Entries from a dataset of interfaces:
===============
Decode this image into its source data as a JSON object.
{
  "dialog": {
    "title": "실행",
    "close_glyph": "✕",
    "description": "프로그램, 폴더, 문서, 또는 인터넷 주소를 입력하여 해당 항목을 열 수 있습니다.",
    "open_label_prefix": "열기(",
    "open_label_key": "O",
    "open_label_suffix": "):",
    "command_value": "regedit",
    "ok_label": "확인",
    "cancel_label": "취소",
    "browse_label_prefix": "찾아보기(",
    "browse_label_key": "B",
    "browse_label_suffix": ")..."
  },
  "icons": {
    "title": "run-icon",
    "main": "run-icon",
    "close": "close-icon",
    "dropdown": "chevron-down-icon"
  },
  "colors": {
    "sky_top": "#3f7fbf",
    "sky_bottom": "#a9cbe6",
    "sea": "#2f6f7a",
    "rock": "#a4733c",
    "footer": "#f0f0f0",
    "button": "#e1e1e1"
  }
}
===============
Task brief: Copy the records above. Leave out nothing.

Response area:
Decode this image into its source data as a JSON object.
{
  "dialog": {
    "title": "실행",
    "close_glyph": "✕",
    "description": "프로그램, 폴더, 문서, 또는 인터넷 주소를 입력하여 해당 항목을 열 수 있습니다.",
    "open_label_prefix": "열기(",
    "open_label_key": "O",
    "open_label_suffix": "):",
    "command_value": "regedit",
    "ok_label": "확인",
    "cancel_label": "취소",
    "browse_label_prefix": "찾아보기(",
    "browse_label_key": "B",
    "browse_label_suffix": ")..."
  },
  "icons": {
    "title": "run-icon",
    "main": "run-icon",
    "close": "close-icon",
    "dropdown": "chevron-down-icon"
  },
  "colors": {
    "sky_top": "#3f7fbf",
    "sky_bottom": "#a9cbe6",
    "sea": "#2f6f7a",
    "rock": "#a4733c",
    "footer": "#f0f0f0",
    "button": "#e1e1e1"
  }
}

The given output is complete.